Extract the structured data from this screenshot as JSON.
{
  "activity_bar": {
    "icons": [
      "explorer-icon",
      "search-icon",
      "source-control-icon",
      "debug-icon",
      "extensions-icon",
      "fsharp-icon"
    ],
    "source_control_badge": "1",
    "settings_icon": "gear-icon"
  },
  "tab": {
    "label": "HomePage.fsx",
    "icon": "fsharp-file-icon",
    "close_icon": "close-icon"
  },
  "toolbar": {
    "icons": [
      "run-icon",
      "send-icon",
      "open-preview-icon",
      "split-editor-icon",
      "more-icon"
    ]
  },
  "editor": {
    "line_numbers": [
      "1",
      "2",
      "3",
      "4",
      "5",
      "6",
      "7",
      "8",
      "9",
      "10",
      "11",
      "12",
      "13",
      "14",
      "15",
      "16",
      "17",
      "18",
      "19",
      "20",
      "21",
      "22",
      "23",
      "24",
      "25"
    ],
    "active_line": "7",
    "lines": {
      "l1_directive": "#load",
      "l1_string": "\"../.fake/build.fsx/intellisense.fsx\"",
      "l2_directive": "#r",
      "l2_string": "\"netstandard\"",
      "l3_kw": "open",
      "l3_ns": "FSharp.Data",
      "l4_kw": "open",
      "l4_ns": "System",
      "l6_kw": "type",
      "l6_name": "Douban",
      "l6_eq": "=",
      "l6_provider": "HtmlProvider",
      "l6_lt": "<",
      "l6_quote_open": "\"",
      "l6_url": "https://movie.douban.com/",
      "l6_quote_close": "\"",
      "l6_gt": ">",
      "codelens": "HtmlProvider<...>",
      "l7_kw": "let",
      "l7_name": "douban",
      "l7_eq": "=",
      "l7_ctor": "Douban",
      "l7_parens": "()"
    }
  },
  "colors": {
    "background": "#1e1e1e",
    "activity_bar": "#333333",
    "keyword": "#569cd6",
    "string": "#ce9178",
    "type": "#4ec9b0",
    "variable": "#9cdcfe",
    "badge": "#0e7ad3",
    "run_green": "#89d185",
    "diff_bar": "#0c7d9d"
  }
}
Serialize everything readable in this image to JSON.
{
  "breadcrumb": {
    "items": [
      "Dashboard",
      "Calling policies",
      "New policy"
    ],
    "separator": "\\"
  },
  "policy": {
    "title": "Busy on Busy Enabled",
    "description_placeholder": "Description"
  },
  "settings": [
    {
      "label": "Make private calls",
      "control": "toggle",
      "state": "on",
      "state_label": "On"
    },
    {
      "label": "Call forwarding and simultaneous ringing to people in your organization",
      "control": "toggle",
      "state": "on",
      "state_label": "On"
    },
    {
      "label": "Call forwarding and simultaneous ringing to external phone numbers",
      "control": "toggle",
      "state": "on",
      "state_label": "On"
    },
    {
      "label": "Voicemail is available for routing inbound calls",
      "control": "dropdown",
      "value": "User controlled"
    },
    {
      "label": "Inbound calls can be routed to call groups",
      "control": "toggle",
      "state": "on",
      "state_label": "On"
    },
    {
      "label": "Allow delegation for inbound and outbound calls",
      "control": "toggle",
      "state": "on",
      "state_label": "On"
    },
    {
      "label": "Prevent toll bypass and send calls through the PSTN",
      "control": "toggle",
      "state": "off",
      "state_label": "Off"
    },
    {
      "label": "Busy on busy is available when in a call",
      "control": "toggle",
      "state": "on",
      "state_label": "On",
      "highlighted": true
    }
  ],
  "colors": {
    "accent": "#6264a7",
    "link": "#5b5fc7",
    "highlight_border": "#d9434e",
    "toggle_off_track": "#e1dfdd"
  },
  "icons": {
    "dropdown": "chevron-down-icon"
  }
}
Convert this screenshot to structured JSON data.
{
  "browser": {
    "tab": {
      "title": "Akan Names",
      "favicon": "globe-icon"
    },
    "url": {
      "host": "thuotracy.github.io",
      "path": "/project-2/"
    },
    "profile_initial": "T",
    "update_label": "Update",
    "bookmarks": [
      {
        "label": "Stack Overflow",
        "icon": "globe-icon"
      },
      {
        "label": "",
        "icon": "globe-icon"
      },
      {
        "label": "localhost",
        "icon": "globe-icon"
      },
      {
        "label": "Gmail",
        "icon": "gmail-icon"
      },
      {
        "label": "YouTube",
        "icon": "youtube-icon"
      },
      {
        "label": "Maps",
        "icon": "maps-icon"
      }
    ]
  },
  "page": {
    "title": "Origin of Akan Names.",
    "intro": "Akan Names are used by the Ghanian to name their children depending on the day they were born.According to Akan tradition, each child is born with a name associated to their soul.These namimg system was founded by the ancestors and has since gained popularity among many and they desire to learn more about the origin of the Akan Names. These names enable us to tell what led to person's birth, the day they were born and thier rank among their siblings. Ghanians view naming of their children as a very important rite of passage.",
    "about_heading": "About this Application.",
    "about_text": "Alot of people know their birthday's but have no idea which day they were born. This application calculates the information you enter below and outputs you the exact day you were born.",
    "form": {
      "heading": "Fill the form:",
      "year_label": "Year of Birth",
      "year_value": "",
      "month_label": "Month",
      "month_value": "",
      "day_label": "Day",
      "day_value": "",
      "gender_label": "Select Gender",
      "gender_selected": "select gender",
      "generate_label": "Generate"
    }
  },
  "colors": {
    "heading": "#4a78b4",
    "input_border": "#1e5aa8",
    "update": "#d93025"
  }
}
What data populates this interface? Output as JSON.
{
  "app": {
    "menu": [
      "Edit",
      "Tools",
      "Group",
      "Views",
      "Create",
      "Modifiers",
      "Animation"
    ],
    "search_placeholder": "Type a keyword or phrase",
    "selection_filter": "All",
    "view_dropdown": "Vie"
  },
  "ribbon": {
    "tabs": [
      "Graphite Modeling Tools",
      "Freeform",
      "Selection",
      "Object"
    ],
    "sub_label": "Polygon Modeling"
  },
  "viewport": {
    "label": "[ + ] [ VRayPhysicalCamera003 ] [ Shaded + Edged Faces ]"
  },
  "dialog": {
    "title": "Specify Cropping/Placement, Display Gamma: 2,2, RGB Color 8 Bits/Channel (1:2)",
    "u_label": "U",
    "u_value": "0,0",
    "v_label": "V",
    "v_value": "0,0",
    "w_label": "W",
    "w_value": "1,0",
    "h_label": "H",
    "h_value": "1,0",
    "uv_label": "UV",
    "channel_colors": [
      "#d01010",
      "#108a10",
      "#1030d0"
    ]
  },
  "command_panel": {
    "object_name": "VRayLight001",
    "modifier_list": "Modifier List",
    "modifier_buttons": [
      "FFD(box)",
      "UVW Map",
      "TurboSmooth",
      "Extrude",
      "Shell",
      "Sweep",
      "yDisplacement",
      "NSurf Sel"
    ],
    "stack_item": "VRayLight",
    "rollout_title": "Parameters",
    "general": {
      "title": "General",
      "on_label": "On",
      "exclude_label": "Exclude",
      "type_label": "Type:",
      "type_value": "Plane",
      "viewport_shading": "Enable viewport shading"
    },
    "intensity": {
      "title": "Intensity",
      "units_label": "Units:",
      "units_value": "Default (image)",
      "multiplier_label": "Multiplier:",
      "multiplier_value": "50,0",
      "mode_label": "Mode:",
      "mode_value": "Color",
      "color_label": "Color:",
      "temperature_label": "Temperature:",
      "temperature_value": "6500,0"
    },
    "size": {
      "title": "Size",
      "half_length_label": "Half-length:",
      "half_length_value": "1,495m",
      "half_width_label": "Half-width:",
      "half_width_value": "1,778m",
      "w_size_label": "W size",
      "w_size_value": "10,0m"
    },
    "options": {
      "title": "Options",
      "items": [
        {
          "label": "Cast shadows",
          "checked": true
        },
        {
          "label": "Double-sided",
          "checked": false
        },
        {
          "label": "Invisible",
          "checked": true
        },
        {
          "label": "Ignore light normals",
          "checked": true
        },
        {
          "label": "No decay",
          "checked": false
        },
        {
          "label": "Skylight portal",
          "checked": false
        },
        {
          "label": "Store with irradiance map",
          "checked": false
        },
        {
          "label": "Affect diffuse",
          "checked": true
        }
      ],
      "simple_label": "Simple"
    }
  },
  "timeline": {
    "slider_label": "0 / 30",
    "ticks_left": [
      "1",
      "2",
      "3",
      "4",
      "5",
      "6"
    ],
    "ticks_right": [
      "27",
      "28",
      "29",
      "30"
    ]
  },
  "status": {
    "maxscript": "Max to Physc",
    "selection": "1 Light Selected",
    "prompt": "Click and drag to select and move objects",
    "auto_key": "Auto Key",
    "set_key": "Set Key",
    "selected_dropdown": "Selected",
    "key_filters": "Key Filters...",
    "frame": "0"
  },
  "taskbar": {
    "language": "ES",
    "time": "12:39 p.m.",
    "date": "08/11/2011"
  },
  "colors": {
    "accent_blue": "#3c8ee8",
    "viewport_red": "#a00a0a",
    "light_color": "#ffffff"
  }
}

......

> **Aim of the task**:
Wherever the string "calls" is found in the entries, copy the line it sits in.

> **Task solution**:
      "label": "Make private calls",
      "label": "Voicemail is available for routing inbound calls",
      "label": "Inbound calls can be routed to call groups",
      "label": "Allow delegation for inbound and outbound calls",
      "label": "Prevent toll bypass and send calls through the PSTN",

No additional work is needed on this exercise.